Excerpts from an interface dataset:
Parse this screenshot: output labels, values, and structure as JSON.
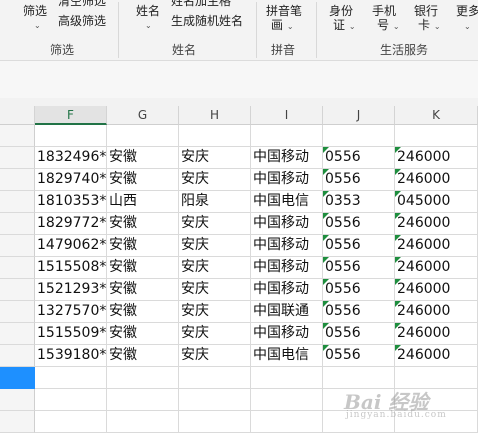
{
  "ribbon": {
    "filter_group": {
      "filter_label": "筛选",
      "clear_filter_label": "清空筛选",
      "advanced_filter_label": "高级筛选",
      "group_label": "筛选"
    },
    "name_group": {
      "name_label": "姓名",
      "name_add_label": "姓名加生格",
      "random_name_label": "生成随机姓名",
      "group_label": "姓名"
    },
    "pinyin_group": {
      "pinyin_label_1": "拼音笔",
      "pinyin_label_2": "画",
      "group_label": "拼音"
    },
    "life_group": {
      "id_label_1": "身份",
      "id_label_2": "证",
      "phone_label_1": "手机",
      "phone_label_2": "号",
      "bank_label_1": "银行",
      "bank_label_2": "卡",
      "more_label": "更多",
      "group_label": "生活服务"
    }
  },
  "columns": [
    "F",
    "G",
    "H",
    "I",
    "J",
    "K"
  ],
  "active_column": "F",
  "rows": [
    {
      "phone": "1832496*",
      "province": "安徽",
      "city": "安庆",
      "carrier": "中国移动",
      "area_code": "0556",
      "postcode": "246000"
    },
    {
      "phone": "1829740*",
      "province": "安徽",
      "city": "安庆",
      "carrier": "中国移动",
      "area_code": "0556",
      "postcode": "246000"
    },
    {
      "phone": "1810353*",
      "province": "山西",
      "city": "阳泉",
      "carrier": "中国电信",
      "area_code": "0353",
      "postcode": "045000"
    },
    {
      "phone": "1829772*",
      "province": "安徽",
      "city": "安庆",
      "carrier": "中国移动",
      "area_code": "0556",
      "postcode": "246000"
    },
    {
      "phone": "1479062*",
      "province": "安徽",
      "city": "安庆",
      "carrier": "中国移动",
      "area_code": "0556",
      "postcode": "246000"
    },
    {
      "phone": "1515508*",
      "province": "安徽",
      "city": "安庆",
      "carrier": "中国移动",
      "area_code": "0556",
      "postcode": "246000"
    },
    {
      "phone": "1521293*",
      "province": "安徽",
      "city": "安庆",
      "carrier": "中国移动",
      "area_code": "0556",
      "postcode": "246000"
    },
    {
      "phone": "1327570*",
      "province": "安徽",
      "city": "安庆",
      "carrier": "中国联通",
      "area_code": "0556",
      "postcode": "246000"
    },
    {
      "phone": "1515509*",
      "province": "安徽",
      "city": "安庆",
      "carrier": "中国移动",
      "area_code": "0556",
      "postcode": "246000"
    },
    {
      "phone": "1539180*",
      "province": "安徽",
      "city": "安庆",
      "carrier": "中国电信",
      "area_code": "0556",
      "postcode": "246000"
    }
  ],
  "watermark": {
    "text": "Bai 经验",
    "sub": "jingyan.baidu.com"
  },
  "colors": {
    "selection_blue": "#1e90ff",
    "accent_green": "#217346",
    "text_number_flag": "#1e8e3e"
  }
}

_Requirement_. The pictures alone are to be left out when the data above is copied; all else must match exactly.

_Response area_.
Parse this screenshot: output labels, values, and structure as JSON.
{
  "ribbon": {
    "filter_group": {
      "filter_label": "筛选",
      "clear_filter_label": "清空筛选",
      "advanced_filter_label": "高级筛选",
      "group_label": "筛选"
    },
    "name_group": {
      "name_label": "姓名",
      "name_add_label": "姓名加生格",
      "random_name_label": "生成随机姓名",
      "group_label": "姓名"
    },
    "pinyin_group": {
      "pinyin_label_1": "拼音笔",
      "pinyin_label_2": "画",
      "group_label": "拼音"
    },
    "life_group": {
      "id_label_1": "身份",
      "id_label_2": "证",
      "phone_label_1": "手机",
      "phone_label_2": "号",
      "bank_label_1": "银行",
      "bank_label_2": "卡",
      "more_label": "更多",
      "group_label": "生活服务"
    }
  },
  "columns": [
    "F",
    "G",
    "H",
    "I",
    "J",
    "K"
  ],
  "active_column": "F",
  "rows": [
    {
      "phone": "1832496*",
      "province": "安徽",
      "city": "安庆",
      "carrier": "中国移动",
      "area_code": "0556",
      "postcode": "246000"
    },
    {
      "phone": "1829740*",
      "province": "安徽",
      "city": "安庆",
      "carrier": "中国移动",
      "area_code": "0556",
      "postcode": "246000"
    },
    {
      "phone": "1810353*",
      "province": "山西",
      "city": "阳泉",
      "carrier": "中国电信",
      "area_code": "0353",
      "postcode": "045000"
    },
    {
      "phone": "1829772*",
      "province": "安徽",
      "city": "安庆",
      "carrier": "中国移动",
      "area_code": "0556",
      "postcode": "246000"
    },
    {
      "phone": "1479062*",
      "province": "安徽",
      "city": "安庆",
      "carrier": "中国移动",
      "area_code": "0556",
      "postcode": "246000"
    },
    {
      "phone": "1515508*",
      "province": "安徽",
      "city": "安庆",
      "carrier": "中国移动",
      "area_code": "0556",
      "postcode": "246000"
    },
    {
      "phone": "1521293*",
      "province": "安徽",
      "city": "安庆",
      "carrier": "中国移动",
      "area_code": "0556",
      "postcode": "246000"
    },
    {
      "phone": "1327570*",
      "province": "安徽",
      "city": "安庆",
      "carrier": "中国联通",
      "area_code": "0556",
      "postcode": "246000"
    },
    {
      "phone": "1515509*",
      "province": "安徽",
      "city": "安庆",
      "carrier": "中国移动",
      "area_code": "0556",
      "postcode": "246000"
    },
    {
      "phone": "1539180*",
      "province": "安徽",
      "city": "安庆",
      "carrier": "中国电信",
      "area_code": "0556",
      "postcode": "246000"
    }
  ],
  "watermark": {
    "text": "Bai 经验",
    "sub": "jingyan.baidu.com"
  },
  "colors": {
    "selection_blue": "#1e90ff",
    "accent_green": "#217346",
    "text_number_flag": "#1e8e3e"
  }
}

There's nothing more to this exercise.